● Exercise brief
Your response should consist of the records below, repeated exactly.

● Data

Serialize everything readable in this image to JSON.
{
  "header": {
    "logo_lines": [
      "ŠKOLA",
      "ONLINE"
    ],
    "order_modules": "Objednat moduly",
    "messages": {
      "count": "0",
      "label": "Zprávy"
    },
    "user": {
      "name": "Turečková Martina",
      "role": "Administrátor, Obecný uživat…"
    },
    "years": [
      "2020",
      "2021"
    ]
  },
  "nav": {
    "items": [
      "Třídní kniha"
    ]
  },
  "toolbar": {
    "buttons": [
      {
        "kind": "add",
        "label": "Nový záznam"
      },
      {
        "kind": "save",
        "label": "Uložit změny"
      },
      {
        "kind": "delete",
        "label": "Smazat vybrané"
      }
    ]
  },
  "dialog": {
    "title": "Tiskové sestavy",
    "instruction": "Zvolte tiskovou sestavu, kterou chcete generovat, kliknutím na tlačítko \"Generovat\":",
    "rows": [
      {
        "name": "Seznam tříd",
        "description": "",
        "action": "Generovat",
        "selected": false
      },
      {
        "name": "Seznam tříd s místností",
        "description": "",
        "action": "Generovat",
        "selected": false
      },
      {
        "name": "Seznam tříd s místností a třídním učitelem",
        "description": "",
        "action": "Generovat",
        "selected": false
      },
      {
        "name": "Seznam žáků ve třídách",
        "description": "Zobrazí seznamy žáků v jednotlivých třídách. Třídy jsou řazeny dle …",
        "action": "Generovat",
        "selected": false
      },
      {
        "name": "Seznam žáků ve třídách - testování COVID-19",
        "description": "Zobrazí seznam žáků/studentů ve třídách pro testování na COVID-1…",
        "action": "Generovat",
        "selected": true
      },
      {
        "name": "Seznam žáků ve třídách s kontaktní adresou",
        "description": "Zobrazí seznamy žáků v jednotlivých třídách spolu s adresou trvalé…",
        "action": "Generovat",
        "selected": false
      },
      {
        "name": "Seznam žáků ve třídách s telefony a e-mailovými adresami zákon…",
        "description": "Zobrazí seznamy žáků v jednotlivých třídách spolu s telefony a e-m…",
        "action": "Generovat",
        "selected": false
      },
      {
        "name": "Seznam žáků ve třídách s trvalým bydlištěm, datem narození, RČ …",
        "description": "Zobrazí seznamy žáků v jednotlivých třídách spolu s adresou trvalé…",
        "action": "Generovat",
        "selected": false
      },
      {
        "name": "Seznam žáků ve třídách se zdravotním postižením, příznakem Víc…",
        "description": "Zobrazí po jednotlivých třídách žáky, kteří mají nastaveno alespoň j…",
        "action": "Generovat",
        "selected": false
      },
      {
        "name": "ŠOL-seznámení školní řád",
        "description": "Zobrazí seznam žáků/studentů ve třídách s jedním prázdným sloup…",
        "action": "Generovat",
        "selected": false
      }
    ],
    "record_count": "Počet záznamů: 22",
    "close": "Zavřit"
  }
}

● Response box
Serialize everything readable in this image to JSON.
{
  "header": {
    "logo_lines": [
      "ŠKOLA",
      "ONLINE"
    ],
    "order_modules": "Objednat moduly",
    "messages": {
      "count": "0",
      "label": "Zprávy"
    },
    "user": {
      "name": "Turečková Martina",
      "role": "Administrátor, Obecný uživat…"
    },
    "years": [
      "2020",
      "2021"
    ]
  },
  "nav": {
    "items": [
      "Třídní kniha"
    ]
  },
  "toolbar": {
    "buttons": [
      {
        "kind": "add",
        "label": "Nový záznam"
      },
      {
        "kind": "save",
        "label": "Uložit změny"
      },
      {
        "kind": "delete",
        "label": "Smazat vybrané"
      }
    ]
  },
  "dialog": {
    "title": "Tiskové sestavy",
    "instruction": "Zvolte tiskovou sestavu, kterou chcete generovat, kliknutím na tlačítko \"Generovat\":",
    "rows": [
      {
        "name": "Seznam tříd",
        "description": "",
        "action": "Generovat",
        "selected": false
      },
      {
        "name": "Seznam tříd s místností",
        "description": "",
        "action": "Generovat",
        "selected": false
      },
      {
        "name": "Seznam tříd s místností a třídním učitelem",
        "description": "",
        "action": "Generovat",
        "selected": false
      },
      {
        "name": "Seznam žáků ve třídách",
        "description": "Zobrazí seznamy žáků v jednotlivých třídách. Třídy jsou řazeny dle …",
        "action": "Generovat",
        "selected": false
      },
      {
        "name": "Seznam žáků ve třídách - testování COVID-19",
        "description": "Zobrazí seznam žáků/studentů ve třídách pro testování na COVID-1…",
        "action": "Generovat",
        "selected": true
      },
      {
        "name": "Seznam žáků ve třídách s kontaktní adresou",
        "description": "Zobrazí seznamy žáků v jednotlivých třídách spolu s adresou trvalé…",
        "action": "Generovat",
        "selected": false
      },
      {
        "name": "Seznam žáků ve třídách s telefony a e-mailovými adresami zákon…",
        "description": "Zobrazí seznamy žáků v jednotlivých třídách spolu s telefony a e-m…",
        "action": "Generovat",
        "selected": false
      },
      {
        "name": "Seznam žáků ve třídách s trvalým bydlištěm, datem narození, RČ …",
        "description": "Zobrazí seznamy žáků v jednotlivých třídách spolu s adresou trvalé…",
        "action": "Generovat",
        "selected": false
      },
      {
        "name": "Seznam žáků ve třídách se zdravotním postižením, příznakem Víc…",
        "description": "Zobrazí po jednotlivých třídách žáky, kteří mají nastaveno alespoň j…",
        "action": "Generovat",
        "selected": false
      },
      {
        "name": "ŠOL-seznámení školní řád",
        "description": "Zobrazí seznam žáků/studentů ve třídách s jedním prázdným sloup…",
        "action": "Generovat",
        "selected": false
      }
    ],
    "record_count": "Počet záznamů: 22",
    "close": "Zavřit"
  }
}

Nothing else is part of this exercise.